A fork is an odd number of juxtaposed functions and produces the following structure:
(f g h) x becomes (f x) g (h x)
It isn’t immediately apparent, but what’s happening here is juxtaposition is producing a binary tree of operators. I’d like to go into more detail and produce better examples, but this functionality is a bit over my head still. I’m sure with practice this becomes easy, but I’m quite new.
Juxtaposition and Arity
It’s interesting to me that these three families of FP languages have three different notions of “function” and also three different interpretations of juxtaposition. For example, in the applicative order, functions are generally regarded as taking any number of formal parameters. In the ML family, functions have a minimum arity of 1 (less than that and you have a value) and a maximum arity of 1 as well, with additional parameters faked either by tuples (more common in Standard ML) or by returning functions of decreasing arity. For example, in Haskell a function with type
Int -> Int -> Int can be treated either as a function taking two integers or a function taking one integer that returns another function that takes one integer and returns an integer. Here’s a brief summary:
Reflections on OOP
In all conventional procedural and OO languages, functions are defined and called by passing parameters in a comma separated list, as in:
def foo(a, b, c): return a + b * c
There is an interesting analogous question in languages that admit side effects: what to do when a function of arity 0 is invoked? Consider a function to return a random number which requires no parameters, say it’s called
random. Do you call
random by saying
random() or something else?
The decision comes down to a question of whether or not you consider a function to be an implementation detail or not. Bertrand Meyer formulated the universal access principle which states that the client of an interface should not be able to distinguish between a simple property access and a function call, because the implementation should be able to choose the strategy that works best for it without breaking compatibility.

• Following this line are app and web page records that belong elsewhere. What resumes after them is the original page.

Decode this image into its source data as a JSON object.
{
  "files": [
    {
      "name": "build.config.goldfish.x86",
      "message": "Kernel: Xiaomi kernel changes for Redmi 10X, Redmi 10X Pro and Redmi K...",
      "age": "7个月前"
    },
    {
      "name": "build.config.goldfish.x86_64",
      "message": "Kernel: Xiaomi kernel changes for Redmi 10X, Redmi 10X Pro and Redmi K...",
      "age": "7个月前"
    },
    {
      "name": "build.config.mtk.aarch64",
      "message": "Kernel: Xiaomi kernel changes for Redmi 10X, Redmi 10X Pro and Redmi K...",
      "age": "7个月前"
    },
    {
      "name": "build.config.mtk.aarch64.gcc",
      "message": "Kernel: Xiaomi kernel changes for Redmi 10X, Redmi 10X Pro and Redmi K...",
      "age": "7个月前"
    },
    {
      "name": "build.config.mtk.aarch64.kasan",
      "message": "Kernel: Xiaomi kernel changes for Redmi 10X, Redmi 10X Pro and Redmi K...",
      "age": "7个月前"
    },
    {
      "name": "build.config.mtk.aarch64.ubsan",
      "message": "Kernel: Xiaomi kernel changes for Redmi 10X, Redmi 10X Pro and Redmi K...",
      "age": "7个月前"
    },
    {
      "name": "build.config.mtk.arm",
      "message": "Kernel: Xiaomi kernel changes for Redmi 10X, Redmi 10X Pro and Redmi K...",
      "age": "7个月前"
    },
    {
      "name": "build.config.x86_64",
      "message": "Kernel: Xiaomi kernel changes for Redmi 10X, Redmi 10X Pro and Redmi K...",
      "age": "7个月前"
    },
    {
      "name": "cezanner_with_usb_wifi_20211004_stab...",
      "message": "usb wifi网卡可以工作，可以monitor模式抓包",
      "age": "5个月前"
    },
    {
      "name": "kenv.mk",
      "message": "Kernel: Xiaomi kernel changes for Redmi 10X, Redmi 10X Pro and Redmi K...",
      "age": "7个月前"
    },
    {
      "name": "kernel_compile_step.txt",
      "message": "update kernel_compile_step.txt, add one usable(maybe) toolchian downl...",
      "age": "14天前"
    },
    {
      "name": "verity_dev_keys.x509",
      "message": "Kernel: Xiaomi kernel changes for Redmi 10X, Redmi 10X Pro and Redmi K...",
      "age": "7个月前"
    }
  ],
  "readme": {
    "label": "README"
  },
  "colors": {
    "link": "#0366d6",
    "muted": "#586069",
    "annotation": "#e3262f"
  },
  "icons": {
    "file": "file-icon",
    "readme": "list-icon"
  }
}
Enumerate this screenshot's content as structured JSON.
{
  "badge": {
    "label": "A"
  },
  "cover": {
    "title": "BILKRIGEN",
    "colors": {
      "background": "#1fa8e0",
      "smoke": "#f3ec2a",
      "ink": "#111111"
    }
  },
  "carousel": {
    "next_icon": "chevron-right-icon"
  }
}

In other words, whether a property of some object is computed on-demand or stored in a variable is an implementation detail. As a result, “getters” in Eiffel and Ruby do not require parentheses on their invocation.
Python and most C-derived languages have adopted the opposite strategy which lacks a sexy name. In Python, the difference between
foo() is that the former refers to the function
foo as a value and
foo() is really a request to evaluate the function named
foo and produce the result. The distinction is not meaningless. The Python library makes much less use of anonymous functions than Ruby’s, for example, but coding a higher-order function involves fewer moving parts.
Smalltalk and Ruby still permit the passing of functions as first-class values through a sort of reified function enclosure called a block. Smalltalk and Ruby do not permit direct variable access to objects, so all getters are really function invocations, but
object foo in Smalltalk or
object.foo in Ruby cannot be used to refer to the methods named
object. Both get around it in part by having a method
Object#send which takes a method name (“selector”) as an argument for the specific case of wanting to call a method on another object as well as the block functionality. A block in Smalltalk looks like
[ :param1 :param2 | code goes here ] and furnishes an object which, when
value is called on it, returns the result of evaluating the block. Additional methods on the block permit passing of formal parameters.
This looks like a very similar tradeoff, but it makes somewhat more sense in that it is a property of the language with two alternatives rather than three.